One of the best ways to see Glacier Bay National Park  is from the air. Both Air Excursions (907/697-2375 or 800/354-2479, www.airexcursions.com ) and Fjord Flying Service (907/697-2377, www.puffintravel.com/fjord.htm ) provide flightseeing trips over the park. Other companies offer Glacier Bay flightseeing from Juneau , Haines , and Skagway , but prices are generally higher since you need to fly farther.
State ferry service to Gustavus does not exist as of this writing but is expected to begin in 2011; get the latest at www.dot.state.ak.us/amhs .
Glacier Bay Lodge & Tours/Aramark (907/264-4600 or 888/229-8687, www.visitglacierbay.com ) provides twice-weekly summertime boat access to Bartlett Cove from Juneau . The Fairweather Express II has departures in both directions on Friday and Sunday evenings for $82 adults, $41 children.
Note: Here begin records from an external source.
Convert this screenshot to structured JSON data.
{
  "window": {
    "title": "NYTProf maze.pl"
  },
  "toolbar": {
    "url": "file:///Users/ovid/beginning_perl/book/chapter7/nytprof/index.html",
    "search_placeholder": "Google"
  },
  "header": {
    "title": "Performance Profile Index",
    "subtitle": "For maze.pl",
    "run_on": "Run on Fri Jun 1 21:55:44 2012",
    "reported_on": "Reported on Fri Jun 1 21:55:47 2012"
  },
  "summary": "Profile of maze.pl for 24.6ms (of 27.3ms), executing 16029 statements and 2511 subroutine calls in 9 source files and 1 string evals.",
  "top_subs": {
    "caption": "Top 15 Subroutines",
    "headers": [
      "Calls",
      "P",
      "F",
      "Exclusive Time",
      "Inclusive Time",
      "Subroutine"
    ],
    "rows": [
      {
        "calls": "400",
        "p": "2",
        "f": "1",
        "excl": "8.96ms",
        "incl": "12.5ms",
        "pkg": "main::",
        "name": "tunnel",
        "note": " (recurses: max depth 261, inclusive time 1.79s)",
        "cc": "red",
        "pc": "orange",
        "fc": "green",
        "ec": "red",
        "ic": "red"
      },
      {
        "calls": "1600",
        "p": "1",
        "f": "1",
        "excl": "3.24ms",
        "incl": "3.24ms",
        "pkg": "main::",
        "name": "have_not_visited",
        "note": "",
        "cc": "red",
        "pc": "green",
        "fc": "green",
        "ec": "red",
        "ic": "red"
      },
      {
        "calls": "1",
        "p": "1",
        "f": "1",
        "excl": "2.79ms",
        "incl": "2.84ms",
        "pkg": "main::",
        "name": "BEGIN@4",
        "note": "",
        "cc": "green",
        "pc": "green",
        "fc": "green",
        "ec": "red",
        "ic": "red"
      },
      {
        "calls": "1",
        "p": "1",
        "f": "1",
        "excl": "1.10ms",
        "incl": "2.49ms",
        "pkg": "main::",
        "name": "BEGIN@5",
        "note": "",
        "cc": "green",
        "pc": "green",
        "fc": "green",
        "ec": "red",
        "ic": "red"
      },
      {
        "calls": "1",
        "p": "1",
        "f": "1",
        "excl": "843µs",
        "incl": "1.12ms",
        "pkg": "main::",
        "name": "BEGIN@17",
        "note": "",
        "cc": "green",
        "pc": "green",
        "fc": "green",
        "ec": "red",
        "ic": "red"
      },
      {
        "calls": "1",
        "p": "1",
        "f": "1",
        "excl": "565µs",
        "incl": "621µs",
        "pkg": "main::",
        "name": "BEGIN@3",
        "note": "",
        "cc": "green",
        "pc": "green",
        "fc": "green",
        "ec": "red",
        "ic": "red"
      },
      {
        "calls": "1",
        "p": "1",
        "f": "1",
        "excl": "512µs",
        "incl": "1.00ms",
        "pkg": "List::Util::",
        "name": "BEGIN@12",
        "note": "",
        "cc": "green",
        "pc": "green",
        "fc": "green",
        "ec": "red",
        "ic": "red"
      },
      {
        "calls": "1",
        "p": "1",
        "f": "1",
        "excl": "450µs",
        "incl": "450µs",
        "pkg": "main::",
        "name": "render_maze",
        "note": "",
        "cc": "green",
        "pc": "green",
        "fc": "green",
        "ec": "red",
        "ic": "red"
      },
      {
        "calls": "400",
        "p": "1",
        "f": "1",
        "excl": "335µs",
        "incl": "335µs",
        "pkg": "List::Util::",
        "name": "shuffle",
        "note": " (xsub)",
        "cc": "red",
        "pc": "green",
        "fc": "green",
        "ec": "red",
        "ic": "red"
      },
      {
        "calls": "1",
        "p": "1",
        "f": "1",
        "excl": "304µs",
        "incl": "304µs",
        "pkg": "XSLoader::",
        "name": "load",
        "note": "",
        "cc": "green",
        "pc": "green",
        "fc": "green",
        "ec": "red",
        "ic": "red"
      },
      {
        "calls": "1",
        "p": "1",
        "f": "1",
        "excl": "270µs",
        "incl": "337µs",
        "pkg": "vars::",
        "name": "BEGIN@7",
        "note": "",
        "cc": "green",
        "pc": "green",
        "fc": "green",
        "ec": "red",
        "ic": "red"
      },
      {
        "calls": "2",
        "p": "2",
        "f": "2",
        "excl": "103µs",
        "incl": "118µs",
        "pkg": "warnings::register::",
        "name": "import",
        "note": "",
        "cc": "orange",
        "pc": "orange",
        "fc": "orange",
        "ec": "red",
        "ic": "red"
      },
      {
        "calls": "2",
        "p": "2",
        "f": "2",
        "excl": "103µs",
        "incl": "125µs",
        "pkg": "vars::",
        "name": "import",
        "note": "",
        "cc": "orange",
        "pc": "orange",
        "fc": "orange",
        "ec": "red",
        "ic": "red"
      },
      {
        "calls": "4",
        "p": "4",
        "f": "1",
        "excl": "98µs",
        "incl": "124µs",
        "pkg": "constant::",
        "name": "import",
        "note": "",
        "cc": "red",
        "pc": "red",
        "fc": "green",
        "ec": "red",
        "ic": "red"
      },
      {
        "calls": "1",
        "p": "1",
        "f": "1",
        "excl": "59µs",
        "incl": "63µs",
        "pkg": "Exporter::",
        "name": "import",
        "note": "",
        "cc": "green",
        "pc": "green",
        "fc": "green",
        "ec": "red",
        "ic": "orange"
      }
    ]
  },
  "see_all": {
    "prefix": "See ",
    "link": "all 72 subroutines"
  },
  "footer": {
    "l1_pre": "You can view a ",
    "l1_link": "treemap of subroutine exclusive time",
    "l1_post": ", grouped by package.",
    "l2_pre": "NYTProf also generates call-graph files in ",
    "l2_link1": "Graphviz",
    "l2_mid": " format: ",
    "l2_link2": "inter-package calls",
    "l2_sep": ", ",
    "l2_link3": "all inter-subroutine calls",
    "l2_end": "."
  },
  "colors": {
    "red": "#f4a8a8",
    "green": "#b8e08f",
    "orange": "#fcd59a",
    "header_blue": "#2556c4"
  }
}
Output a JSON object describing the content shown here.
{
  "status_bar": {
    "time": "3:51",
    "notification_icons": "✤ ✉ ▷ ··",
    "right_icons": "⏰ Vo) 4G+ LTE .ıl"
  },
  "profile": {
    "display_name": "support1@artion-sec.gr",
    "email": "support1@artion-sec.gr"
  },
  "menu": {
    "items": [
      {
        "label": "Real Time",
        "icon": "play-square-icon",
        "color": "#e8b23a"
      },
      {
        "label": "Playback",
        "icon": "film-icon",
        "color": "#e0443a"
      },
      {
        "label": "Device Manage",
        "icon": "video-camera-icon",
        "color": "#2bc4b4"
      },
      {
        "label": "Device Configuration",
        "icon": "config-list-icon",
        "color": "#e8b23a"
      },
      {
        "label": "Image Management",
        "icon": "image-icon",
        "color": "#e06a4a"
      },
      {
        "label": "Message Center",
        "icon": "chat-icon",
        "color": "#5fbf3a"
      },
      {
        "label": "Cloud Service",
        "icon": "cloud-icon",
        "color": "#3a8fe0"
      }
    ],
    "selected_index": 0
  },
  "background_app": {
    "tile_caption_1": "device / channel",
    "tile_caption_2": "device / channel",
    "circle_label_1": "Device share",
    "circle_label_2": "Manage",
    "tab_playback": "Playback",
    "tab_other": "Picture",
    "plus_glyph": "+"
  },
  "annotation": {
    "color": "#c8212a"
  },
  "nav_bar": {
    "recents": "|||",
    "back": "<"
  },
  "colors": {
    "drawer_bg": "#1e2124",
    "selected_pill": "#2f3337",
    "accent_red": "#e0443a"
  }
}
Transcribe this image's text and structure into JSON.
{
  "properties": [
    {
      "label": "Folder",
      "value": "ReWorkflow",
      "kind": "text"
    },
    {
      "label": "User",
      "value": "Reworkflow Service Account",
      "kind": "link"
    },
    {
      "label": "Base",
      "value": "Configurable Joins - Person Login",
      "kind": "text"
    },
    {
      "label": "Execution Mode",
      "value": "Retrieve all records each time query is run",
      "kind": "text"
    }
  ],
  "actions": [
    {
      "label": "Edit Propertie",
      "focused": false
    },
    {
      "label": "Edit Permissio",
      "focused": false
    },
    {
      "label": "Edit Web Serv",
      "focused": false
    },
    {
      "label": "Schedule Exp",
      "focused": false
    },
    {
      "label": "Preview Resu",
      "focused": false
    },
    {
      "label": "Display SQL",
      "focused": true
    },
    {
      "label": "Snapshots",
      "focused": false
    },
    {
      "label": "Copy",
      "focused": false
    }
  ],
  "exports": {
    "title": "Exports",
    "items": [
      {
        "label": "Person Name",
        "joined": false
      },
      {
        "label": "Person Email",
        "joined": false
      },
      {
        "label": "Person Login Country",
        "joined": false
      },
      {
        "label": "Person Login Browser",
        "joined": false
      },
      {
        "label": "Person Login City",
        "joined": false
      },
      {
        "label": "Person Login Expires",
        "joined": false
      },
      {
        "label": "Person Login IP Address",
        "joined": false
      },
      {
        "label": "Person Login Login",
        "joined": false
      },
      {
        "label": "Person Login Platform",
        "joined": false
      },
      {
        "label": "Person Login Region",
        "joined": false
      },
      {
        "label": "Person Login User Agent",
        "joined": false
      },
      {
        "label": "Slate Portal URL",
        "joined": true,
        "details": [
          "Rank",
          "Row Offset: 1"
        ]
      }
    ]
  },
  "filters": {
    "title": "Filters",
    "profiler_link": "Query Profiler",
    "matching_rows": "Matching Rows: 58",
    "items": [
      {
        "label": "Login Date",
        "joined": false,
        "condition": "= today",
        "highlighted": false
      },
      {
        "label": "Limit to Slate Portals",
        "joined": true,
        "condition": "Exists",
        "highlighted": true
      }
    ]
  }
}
Service is not dependable, and the boat often runs late. Dinner whale-watching tours ($139 adults, $64 children) are also available three times per week June–mid-August.
Many visitors fly by jet from Juneau to Gustavus on Alaska Airlines (800/426-0333, www.alaskaair.com ), but book ahead to be sure of getting on these popular afternoon flights. The trip takes only 15 minutes in the air, so the flight attendants don’t even have time to throw bags of pretzels at you.
More rewarding are flights by Wings of Alaska (907/789-0790, www.wingsofalaska.com ), Air Excursions (907/697-2375 or 800/354-2479, www.airexcursions.com ), or Fjord Flying Service (907/697-2377, www.puffintravel.com/fjord.htm ). They offer more personal service to Juneau, and the small planes fly lower, providing excellent on-the-way sightseeing for around $190 round-trip. Wings of Alaska has scheduled flights, while Air Excursions and Fjord Flying fly to Juneau whenever enough folks want to go (typically several times per day).
Note that it’s illegal to transport white gas and other potentially explosive fuels in any commercial aircraft, so be sure your gas stove and fuel bottles are empty before you reach the airport. Purchase fuel in Bartlett Cove next to the visitor center or in Gustavus at Beartrack Mercantile. Also, you can’t carry “bear mace” on the jets, although floatplanes will sometimes carry it in their floats.